EXERCISE
Skip the pictures and repeat each line of the data exactly.

++++ SOURCE MATERIAL ++++

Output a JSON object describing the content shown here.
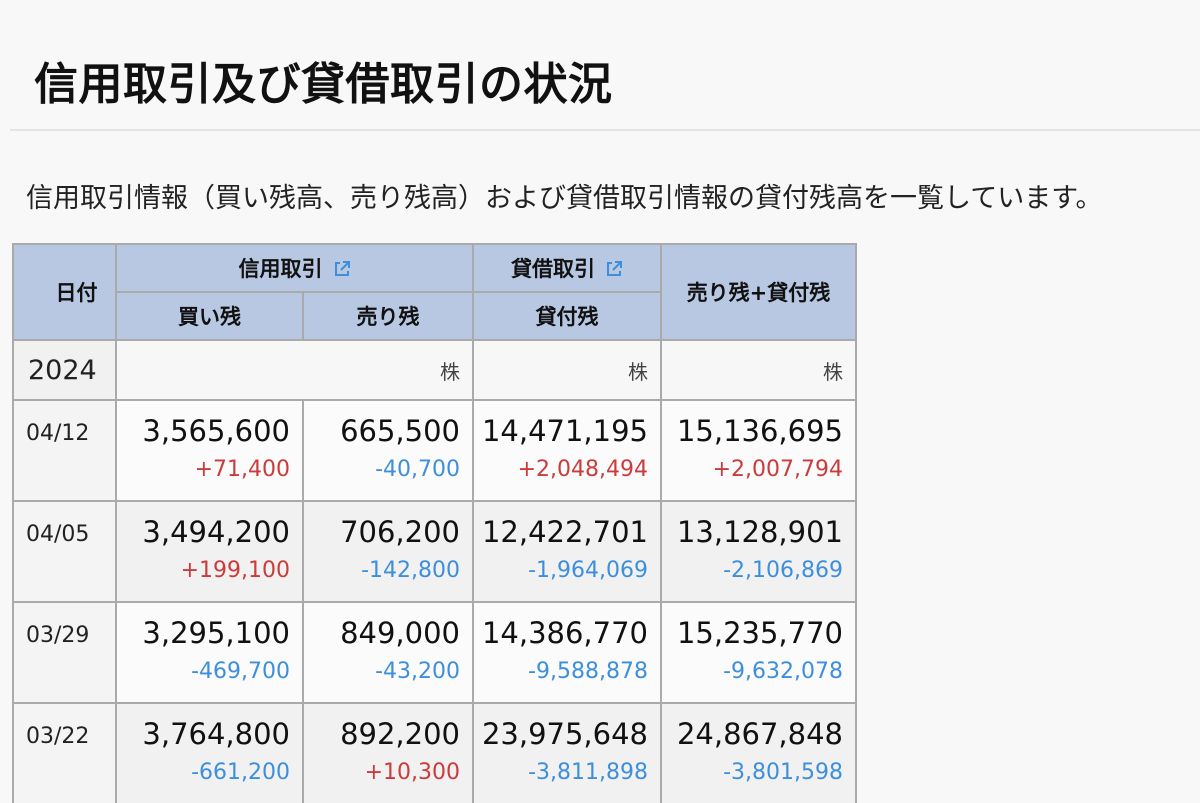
{
  "page": {
    "title": "信用取引及び貸借取引の状況",
    "description": "信用取引情報（買い残高、売り残高）および貸借取引情報の貸付残高を一覧しています。"
  },
  "table": {
    "headers": {
      "date": "日付",
      "margin_trading": "信用取引",
      "lending_trading": "貸借取引",
      "short_plus_lending": "売り残+貸付残",
      "buy_balance": "買い残",
      "sell_balance": "売り残",
      "lending_balance": "貸付残"
    },
    "year": "2024",
    "unit": "株",
    "rows": [
      {
        "date": "04/12",
        "buy": "3,565,600",
        "buy_diff": "+71,400",
        "sell": "665,500",
        "sell_diff": "-40,700",
        "lend": "14,471,195",
        "lend_diff": "+2,048,494",
        "total": "15,136,695",
        "total_diff": "+2,007,794"
      },
      {
        "date": "04/05",
        "buy": "3,494,200",
        "buy_diff": "+199,100",
        "sell": "706,200",
        "sell_diff": "-142,800",
        "lend": "12,422,701",
        "lend_diff": "-1,964,069",
        "total": "13,128,901",
        "total_diff": "-2,106,869"
      },
      {
        "date": "03/29",
        "buy": "3,295,100",
        "buy_diff": "-469,700",
        "sell": "849,000",
        "sell_diff": "-43,200",
        "lend": "14,386,770",
        "lend_diff": "-9,588,878",
        "total": "15,235,770",
        "total_diff": "-9,632,078"
      },
      {
        "date": "03/22",
        "buy": "3,764,800",
        "buy_diff": "-661,200",
        "sell": "892,200",
        "sell_diff": "+10,300",
        "lend": "23,975,648",
        "lend_diff": "-3,811,898",
        "total": "24,867,848",
        "total_diff": "-3,801,598"
      }
    ]
  },
  "colors": {
    "header_bg": "#b8c8e2",
    "positive": "#cc3b3b",
    "negative": "#3d8fdc",
    "link_icon": "#3d8fdc"
  },
  "icons": {
    "external_link": "external-link-icon"
  }
}
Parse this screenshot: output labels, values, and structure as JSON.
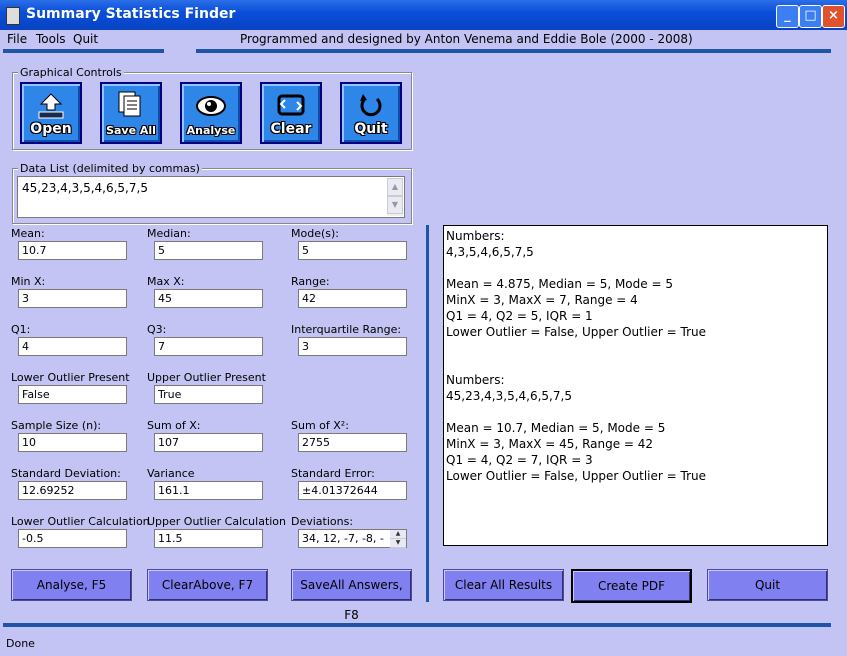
{
  "window": {
    "title": "Summary Statistics Finder"
  },
  "menu": {
    "items": [
      "File",
      "Tools",
      "Quit"
    ],
    "credit": "Programmed and designed  by Anton Venema and Eddie Bole (2000 - 2008)"
  },
  "graphical_controls": {
    "label": "Graphical Controls",
    "buttons": [
      {
        "label": "Open",
        "icon": "open-icon"
      },
      {
        "label": "Save All",
        "icon": "save-all-icon"
      },
      {
        "label": "Analyse",
        "icon": "eye-icon"
      },
      {
        "label": "Clear",
        "icon": "clear-icon"
      },
      {
        "label": "Quit",
        "icon": "power-icon"
      }
    ]
  },
  "data_list": {
    "label": "Data List (delimited by commas)",
    "value": "45,23,4,3,5,4,6,5,7,5"
  },
  "stats": {
    "mean": {
      "label": "Mean:",
      "value": "10.7"
    },
    "median": {
      "label": "Median:",
      "value": "5"
    },
    "modes": {
      "label": "Mode(s):",
      "value": "5"
    },
    "min_x": {
      "label": "Min X:",
      "value": "3"
    },
    "max_x": {
      "label": "Max X:",
      "value": "45"
    },
    "range": {
      "label": "Range:",
      "value": "42"
    },
    "q1": {
      "label": "Q1:",
      "value": "4"
    },
    "q3": {
      "label": "Q3:",
      "value": "7"
    },
    "iqr": {
      "label": "Interquartile Range:",
      "value": "3"
    },
    "lower_outlier": {
      "label": "Lower Outlier Present",
      "value": "False"
    },
    "upper_outlier": {
      "label": "Upper Outlier Present",
      "value": "True"
    },
    "sample_size": {
      "label": "Sample Size (n):",
      "value": "10"
    },
    "sum_x": {
      "label": "Sum of X:",
      "value": "107"
    },
    "sum_x2": {
      "label": "Sum of X²:",
      "value": "2755"
    },
    "std_dev": {
      "label": "Standard Deviation:",
      "value": "12.69252"
    },
    "variance": {
      "label": "Variance",
      "value": "161.1"
    },
    "std_error": {
      "label": "Standard Error:",
      "value": "±4.01372644"
    },
    "lower_calc": {
      "label": "Lower Outlier Calculation",
      "value": "-0.5"
    },
    "upper_calc": {
      "label": "Upper Outlier Calculation",
      "value": "11.5"
    },
    "deviations": {
      "label": "Deviations:",
      "value": "34, 12, -7, -8, -"
    }
  },
  "buttons": {
    "analyse": "Analyse, F5",
    "clear_above": "ClearAbove, F7",
    "save_all_answers": "SaveAll Answers, F8",
    "clear_all_results": "Clear All Results",
    "create_pdf": "Create PDF",
    "quit": "Quit"
  },
  "results": {
    "lines": [
      "Numbers:",
      "4,3,5,4,6,5,7,5",
      "",
      "Mean = 4.875,  Median = 5,  Mode = 5",
      "MinX = 3,  MaxX = 7,  Range = 4",
      "Q1 = 4,  Q2 = 5,  IQR = 1",
      "Lower Outlier = False,  Upper Outlier = True",
      "",
      "",
      "Numbers:",
      "45,23,4,3,5,4,6,5,7,5",
      "",
      "Mean = 10.7,  Median = 5,  Mode = 5",
      "MinX = 3,  MaxX = 45,  Range = 42",
      "Q1 = 4,  Q2 = 7,  IQR = 3",
      "Lower Outlier = False,  Upper Outlier = True"
    ]
  },
  "status": {
    "text": "Done"
  }
}
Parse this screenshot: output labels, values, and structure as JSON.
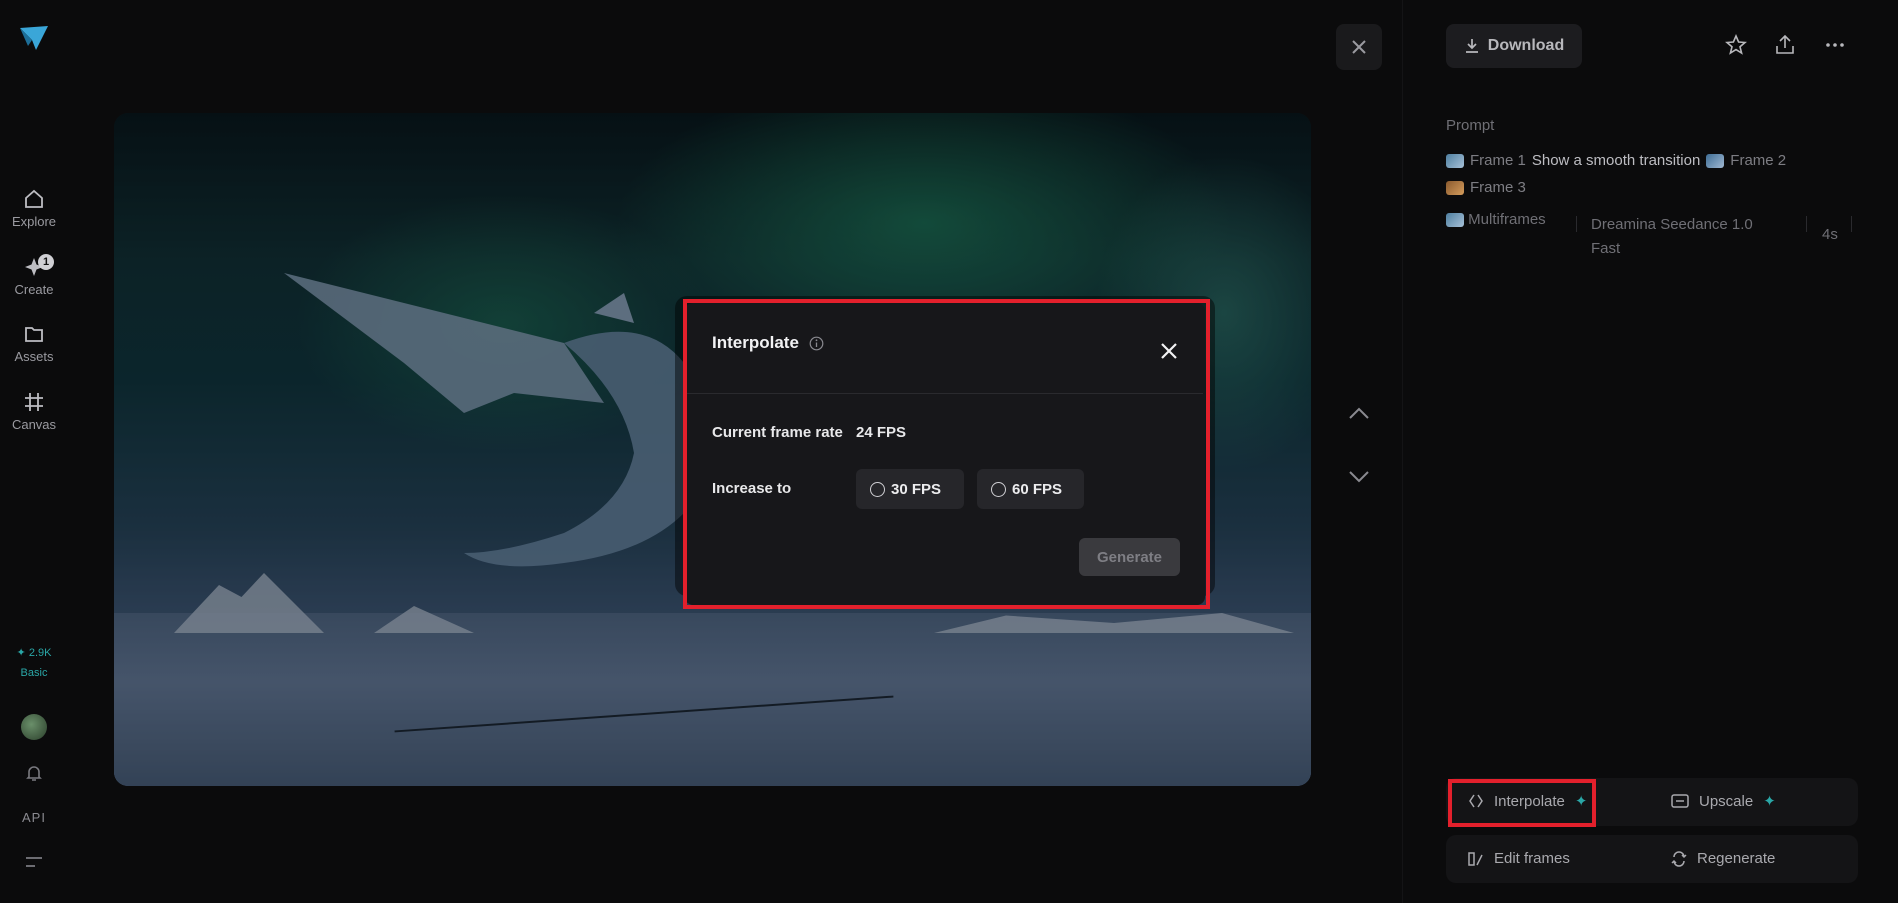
{
  "nav": {
    "items": [
      {
        "label": "Explore",
        "icon": "home-icon"
      },
      {
        "label": "Create",
        "icon": "create-icon",
        "badge": "1"
      },
      {
        "label": "Assets",
        "icon": "folder-icon"
      },
      {
        "label": "Canvas",
        "icon": "canvas-icon"
      }
    ],
    "credits": "✦ 2.9K",
    "plan": "Basic",
    "api_label": "API"
  },
  "toolbar": {
    "download_label": "Download"
  },
  "prompt": {
    "label": "Prompt",
    "frame1": "Frame 1",
    "text": "Show a smooth transition",
    "frame2": "Frame 2",
    "frame3": "Frame 3"
  },
  "meta": {
    "mode": "Multiframes",
    "model_line1": "Dreamina Seedance 1.0",
    "model_line2": "Fast",
    "duration": "4s"
  },
  "actions": {
    "interpolate": "Interpolate",
    "upscale": "Upscale",
    "edit_frames": "Edit frames",
    "regenerate": "Regenerate"
  },
  "dialog": {
    "title": "Interpolate",
    "current_label": "Current frame rate",
    "current_value": "24 FPS",
    "increase_label": "Increase to",
    "options": [
      "30 FPS",
      "60 FPS"
    ],
    "generate_label": "Generate"
  },
  "colors": {
    "accent": "#2aa7a7",
    "highlight": "#e3202c"
  }
}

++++

OUTPUT FOR THIS TASK
Output a JSON object describing the content shown here.
{
  "page": {
    "title": "信用取引及び貸借取引の状況",
    "description": "信用取引情報（買い残高、売り残高）および貸借取引情報の貸付残高を一覧しています。"
  },
  "table": {
    "headers": {
      "date": "日付",
      "margin_trading": "信用取引",
      "lending_trading": "貸借取引",
      "short_plus_lending": "売り残+貸付残",
      "buy_balance": "買い残",
      "sell_balance": "売り残",
      "lending_balance": "貸付残"
    },
    "year": "2024",
    "unit": "株",
    "rows": [
      {
        "date": "04/12",
        "buy": "3,565,600",
        "buy_diff": "+71,400",
        "sell": "665,500",
        "sell_diff": "-40,700",
        "lend": "14,471,195",
        "lend_diff": "+2,048,494",
        "total": "15,136,695",
        "total_diff": "+2,007,794"
      },
      {
        "date": "04/05",
        "buy": "3,494,200",
        "buy_diff": "+199,100",
        "sell": "706,200",
        "sell_diff": "-142,800",
        "lend": "12,422,701",
        "lend_diff": "-1,964,069",
        "total": "13,128,901",
        "total_diff": "-2,106,869"
      },
      {
        "date": "03/29",
        "buy": "3,295,100",
        "buy_diff": "-469,700",
        "sell": "849,000",
        "sell_diff": "-43,200",
        "lend": "14,386,770",
        "lend_diff": "-9,588,878",
        "total": "15,235,770",
        "total_diff": "-9,632,078"
      },
      {
        "date": "03/22",
        "buy": "3,764,800",
        "buy_diff": "-661,200",
        "sell": "892,200",
        "sell_diff": "+10,300",
        "lend": "23,975,648",
        "lend_diff": "-3,811,898",
        "total": "24,867,848",
        "total_diff": "-3,801,598"
      }
    ]
  },
  "colors": {
    "header_bg": "#b8c8e2",
    "positive": "#cc3b3b",
    "negative": "#3d8fdc",
    "link_icon": "#3d8fdc"
  },
  "icons": {
    "external_link": "external-link-icon"
  }
}
Parse this screenshot: output labels, values, and structure as JSON.
{
  "window": {
    "title": "Summary Statistics Finder"
  },
  "menu": {
    "items": [
      "File",
      "Tools",
      "Quit"
    ],
    "credit": "Programmed and designed  by Anton Venema and Eddie Bole (2000 - 2008)"
  },
  "graphical_controls": {
    "label": "Graphical Controls",
    "buttons": [
      {
        "label": "Open",
        "icon": "open-icon"
      },
      {
        "label": "Save All",
        "icon": "save-all-icon"
      },
      {
        "label": "Analyse",
        "icon": "eye-icon"
      },
      {
        "label": "Clear",
        "icon": "clear-icon"
      },
      {
        "label": "Quit",
        "icon": "power-icon"
      }
    ]
  },
  "data_list": {
    "label": "Data List (delimited by commas)",
    "value": "45,23,4,3,5,4,6,5,7,5"
  },
  "stats": {
    "mean": {
      "label": "Mean:",
      "value": "10.7"
    },
    "median": {
      "label": "Median:",
      "value": "5"
    },
    "modes": {
      "label": "Mode(s):",
      "value": "5"
    },
    "min_x": {
      "label": "Min X:",
      "value": "3"
    },
    "max_x": {
      "label": "Max X:",
      "value": "45"
    },
    "range": {
      "label": "Range:",
      "value": "42"
    },
    "q1": {
      "label": "Q1:",
      "value": "4"
    },
    "q3": {
      "label": "Q3:",
      "value": "7"
    },
    "iqr": {
      "label": "Interquartile Range:",
      "value": "3"
    },
    "lower_outlier": {
      "label": "Lower Outlier Present",
      "value": "False"
    },
    "upper_outlier": {
      "label": "Upper Outlier Present",
      "value": "True"
    },
    "sample_size": {
      "label": "Sample Size (n):",
      "value": "10"
    },
    "sum_x": {
      "label": "Sum of X:",
      "value": "107"
    },
    "sum_x2": {
      "label": "Sum of X²:",
      "value": "2755"
    },
    "std_dev": {
      "label": "Standard Deviation:",
      "value": "12.69252"
    },
    "variance": {
      "label": "Variance",
      "value": "161.1"
    },
    "std_error": {
      "label": "Standard Error:",
      "value": "±4.01372644"
    },
    "lower_calc": {
      "label": "Lower Outlier Calculation",
      "value": "-0.5"
    },
    "upper_calc": {
      "label": "Upper Outlier Calculation",
      "value": "11.5"
    },
    "deviations": {
      "label": "Deviations:",
      "value": "34, 12, -7, -8, -"
    }
  },
  "buttons": {
    "analyse": "Analyse, F5",
    "clear_above": "ClearAbove, F7",
    "save_all_answers": "SaveAll Answers, F8",
    "clear_all_results": "Clear All Results",
    "create_pdf": "Create PDF",
    "quit": "Quit"
  },
  "results": {
    "lines": [
      "Numbers:",
      "4,3,5,4,6,5,7,5",
      "",
      "Mean = 4.875,  Median = 5,  Mode = 5",
      "MinX = 3,  MaxX = 7,  Range = 4",
      "Q1 = 4,  Q2 = 5,  IQR = 1",
      "Lower Outlier = False,  Upper Outlier = True",
      "",
      "",
      "Numbers:",
      "45,23,4,3,5,4,6,5,7,5",
      "",
      "Mean = 10.7,  Median = 5,  Mode = 5",
      "MinX = 3,  MaxX = 45,  Range = 42",
      "Q1 = 4,  Q2 = 7,  IQR = 3",
      "Lower Outlier = False,  Upper Outlier = True"
    ]
  },
  "status": {
    "text": "Done"
  }
}
Parse this screenshot: output labels, values, and structure as JSON.
{
  "nav": {
    "items": [
      {
        "label": "Explore",
        "icon": "home-icon"
      },
      {
        "label": "Create",
        "icon": "create-icon",
        "badge": "1"
      },
      {
        "label": "Assets",
        "icon": "folder-icon"
      },
      {
        "label": "Canvas",
        "icon": "canvas-icon"
      }
    ],
    "credits": "✦ 2.9K",
    "plan": "Basic",
    "api_label": "API"
  },
  "toolbar": {
    "download_label": "Download"
  },
  "prompt": {
    "label": "Prompt",
    "frame1": "Frame 1",
    "text": "Show a smooth transition",
    "frame2": "Frame 2",
    "frame3": "Frame 3"
  },
  "meta": {
    "mode": "Multiframes",
    "model_line1": "Dreamina Seedance 1.0",
    "model_line2": "Fast",
    "duration": "4s"
  },
  "actions": {
    "interpolate": "Interpolate",
    "upscale": "Upscale",
    "edit_frames": "Edit frames",
    "regenerate": "Regenerate"
  },
  "dialog": {
    "title": "Interpolate",
    "current_label": "Current frame rate",
    "current_value": "24 FPS",
    "increase_label": "Increase to",
    "options": [
      "30 FPS",
      "60 FPS"
    ],
    "generate_label": "Generate"
  },
  "colors": {
    "accent": "#2aa7a7",
    "highlight": "#e3202c"
  }
}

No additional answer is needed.